A new feature called “proportions” describes the diamond’s quality using the symbols Good, Very Good, Excellent, fair, and poor in our diamond price calculator. Which will assist you in making a decision.
Different Markets for Diamonds
This is the price you can expect to pay if you go to a brick-and-mortar jewelry store. This is the price you would probably find if you go diamond shopping at your neighborhood mall or jewelry store.
Online Shopping? You can anticipate paying this amount at an online merchant. On our website, you may explore several reputable, top-quality online stores.
If you’re using a peer-to-peer site, like Craigslist, this is the pricing you may anticipate. Online P2P platforms are also available, however, they frequently charge an extra 20% commission if you’re selling a diamond. If you’re purchasing or selling an expensive diamond, these can obviously be riskier as well, so take precautions to be particularly secure, both physically and making sure you aren’t getting scammed if you are doing so.
If you sell your diamond to an online diamond buyer, you should receive this amount. Diamond Buyer However, it’s always a good idea to receive many bids and use our diamond value calculator as a guide to ensure you’re getting a good price for your diamond. We have a list of reliable online diamond buyers that we suggest.
This is the price a wholesaler would pay for a diamond to resale it to jewelers and other consumers. They don’t really have much interest in buying from individuals, and you won’t get a fair price either, so you can’t buy from wholesalers unless you’re buying in volume.
Frequently Asked Questions (FAQs)
–Can a Jeweler Tell if A Diamond Is Lab Grown?
No, by sight alone, a jeweler cannot conclusively identify a diamond as being lab sourced or mined.
There are minute differences between a lab-grown diamond/synthetic diamond and its mined counterpart, to the naked eye of a jeweler or even an experienced gemologist, they both look exactly the same.
Field experts need specialized equipment to decipher the physical and spectral differences between the mined and lab-sourced diamonds.

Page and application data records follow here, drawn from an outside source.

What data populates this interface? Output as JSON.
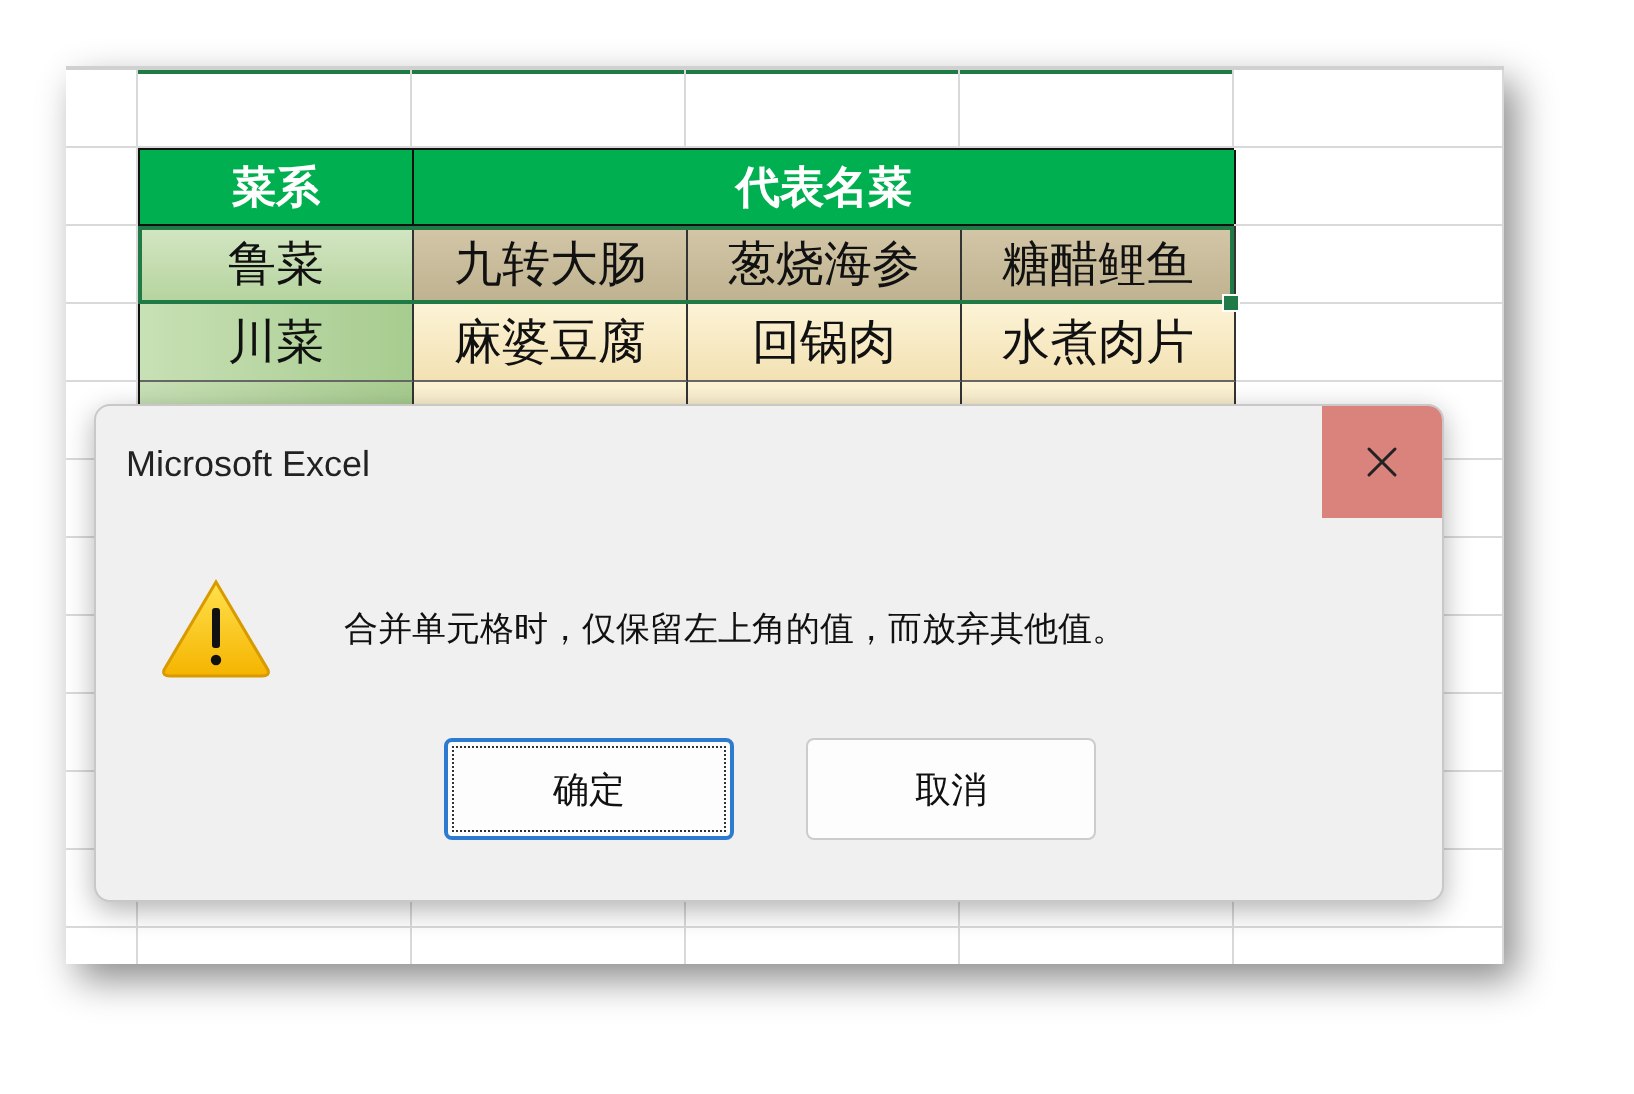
{
  "sheet": {
    "header": [
      "菜系",
      "代表名菜"
    ],
    "rows": [
      {
        "cuisine": "鲁菜",
        "dishes": [
          "九转大肠",
          "葱烧海参",
          "糖醋鲤鱼"
        ],
        "selected": true
      },
      {
        "cuisine": "川菜",
        "dishes": [
          "麻婆豆腐",
          "回锅肉",
          "水煮肉片"
        ],
        "selected": false
      }
    ]
  },
  "dialog": {
    "title": "Microsoft Excel",
    "message": "合并单元格时，仅保留左上角的值，而放弃其他值。",
    "buttons": [
      {
        "label": "确定",
        "focused": true
      },
      {
        "label": "取消",
        "focused": false
      }
    ]
  }
}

–Lab Grown Diamond vs Diamond Simulant: Which One to Choose?
When comparing lab-created diamonds with diamond simulants, it is crucial to keep in mind the fundamental distinctions.
Cubic zirconia and moissanite, which appear like diamond but aren’t made of carbon crystals at all, Also the simulant lacks real diamond’s chemical and physical properties.
To distinguish natural and lab-grown diamonds from cubic zirconia, one uses a portable diamond tester.
–Do Lab Diamonds Look Different?
No, to the naked eye, lab diamonds look the same as the mined ones to even the most trained and experienced jewelers and gemologists.
This is because lab and mined diamonds are both essentially the same chemical compound of carbon. The only difference is that mined diamonds are weathered under natural conditions while lab-grown diamonds are cultured under the same conditions within a laboratory.
–Do Lab Created Diamonds Get Cloudy?
No, lab created diamonds, like mined diamonds do not ever get cloudy.
There could, however, be a buildup of dirt, dust, oil and other particles if the jewelry is not cleaned properly from time to time.
A frequent soak of the diamond in warm soapy water and cleaned with a mild toothbrush will ensure that the jewelry remains as sparkly as possible.
–Are Lab Grown Diamonds as Good as Natural Diamonds?
Yes, lab grown diamonds are, in all certainty, as good if not better than natural diamonds.
Technically speaking, lab grown diamonds are natural diamonds. They are created from the carbon that is freely available in nature and treated to extremely high temperatures and high pressure to form an unpolished diamond.
–Are Lab Diamonds Gia Certified?
Yes, certainly. Lab diamonds are certified by GIA.
The minute structural and molecular level differences that occur in mined and lab-sourced diamonds are studied in-depth and differentiated in the highly equipped laboratory at GIA.
The analysis and grading body has been grading lab-made diamonds since 2006. They evaluate based on the 4Cs.